That sentence ended March 1, 2022, but authorities had to find a country willing to take him before he could be released.
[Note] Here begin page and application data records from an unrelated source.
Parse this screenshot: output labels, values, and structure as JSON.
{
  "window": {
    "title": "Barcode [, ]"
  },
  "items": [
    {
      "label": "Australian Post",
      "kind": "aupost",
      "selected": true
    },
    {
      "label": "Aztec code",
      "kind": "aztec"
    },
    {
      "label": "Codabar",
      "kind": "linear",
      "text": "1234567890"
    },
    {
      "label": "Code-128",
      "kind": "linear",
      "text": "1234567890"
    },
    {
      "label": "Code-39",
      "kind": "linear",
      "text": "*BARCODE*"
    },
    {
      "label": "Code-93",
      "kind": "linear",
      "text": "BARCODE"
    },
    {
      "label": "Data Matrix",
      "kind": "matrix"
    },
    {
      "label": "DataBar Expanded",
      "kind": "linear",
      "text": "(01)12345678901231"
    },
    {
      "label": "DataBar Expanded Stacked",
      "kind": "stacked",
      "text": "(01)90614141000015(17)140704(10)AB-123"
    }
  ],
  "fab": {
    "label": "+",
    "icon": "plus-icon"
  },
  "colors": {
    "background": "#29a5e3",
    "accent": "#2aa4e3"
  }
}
Though he has family in the United States, federal law does not allow Guantanamo Bay detainees to be resettled in the country.
With Khan’s release, the number of prisoners at Guantanamo is down to just 34 from a high of 660.
Twenty are now eligible for transfer, including brothers Abdul Rahim Ghulam Rabbani and Mohammed Ahmed Ghulam Rabbani.
They were both cleared to leave the detention center in the coming weeks, NBC News reports.
Abdul, believed to be the older brother, is alleged to have worked directly for KSM from 1999 until his arrest in September 2002.
In 1998, his younger brother, Mohammed, recruited him to travel to Afghanistan to attend the Khaldan camp for base weapons training, according to his US government detainee profile, but Abdul was kicked out of the camp for smoking.
He then returned to Karachi, Pakistan and began to run al Qaeda safe houses, playing a key role in moving figures from Afghanistan to Pakistan, as well as transporting money, documents and equipment.
US officials do not believe he had any specific insights into al Qaeda operations.
On May 13, 2021, the Guantanamo Bay Periodic Review Board determined the ‘continued law of war detention was no longer necessary to protect against a continuing significant threat to the security of the United States,’ and Abdul was cleared for release.
Mohammed, also known as Abu Badr, meanwhile, is also accused of running safe houses for al Qaeda in Karachi, but he has maintained that he was merely a taxi driver and a victim of mistaken identity.
He was cleared for release from Guantanamo in October 2021.
Both brothers were arrested in Karachi in September 2002 and were held at CIA black sites for months.
The announcement comes just days before a United Nations expert visits Guantanamo Bay for the first time ever.
Fionnuala Ni Aolain, the special UN reporter on the promotion and protection of human rights and fundamental freedoms while countering terrorism, will share her findings and recommendations following her visit next week.
She will also interview survivors of the September 11 attacks as well as former Guantanamo detainees over the next three months.
The detainees at Guantanamo Bay
Today, just 34 people remain detained at Guantanamo Bay.
Of those, 20 are eligible for release, including:
- Khaled Ahmed Qassim
- Uthman Abdul al-Rahim Muhammed Uthman
- Moath Hamza Ahmed al-Alwi
- Muieen A Deen Jamal-A Deen Abd al-Fusal Abd al-Sattar
- Ridah Bin Saleh al-Yazidi
- Zuhail Abdo Anam Said al-Sharabi
- Ghassan Abdullah al-Sharbi
- Said bin Brahim bin Umran Bakush
- Ismail Ali Faraj Ali Bakush
- Hani Saleh Rashid Abdullah
- Omar Mohammed Ali al-Rammah
- Tawfiq Nasir Ahmed al-Bihani
- Sanad Yislam al-Kazimi
- Hassan Mohammed Ali Bin Attash
- Sharqawi Abdu Ali al-Hajj
- Abdul Rahim Ghulam Rabbani
- Mohammed Ahmed Ghulam Rabbani
- Abdulsalam al-Hela
- Guled Hassan Duran
- Mohammed Abdul Malik Bajabu
Three others are not recommended for release, including:
- Zayn al-Abidin Muhammed Husayn
- Mustafa Faraj Masud al-Jadid Mohammed
- Muhammad Rahim
Ten others are charged in the military commission system, including:
- Mustafa Ahmed al-Hawsawi
- Ramzi bin al-Shibh
- Walid Bin Attash
- Abd al-Rahim al-Nashiri
- Abd Al-Aziz Ali
- Encep Nurjaman
- Mohammed Farik Bin Amin
- Mohammed Nazir Bin Lep
- Khalid Shaikh Mohammed
- Abd al-Hadi al-Iraqi
Only one has been convicted: Ali Hamza Ahmad Suliman al-Bahlul
Source: New York Times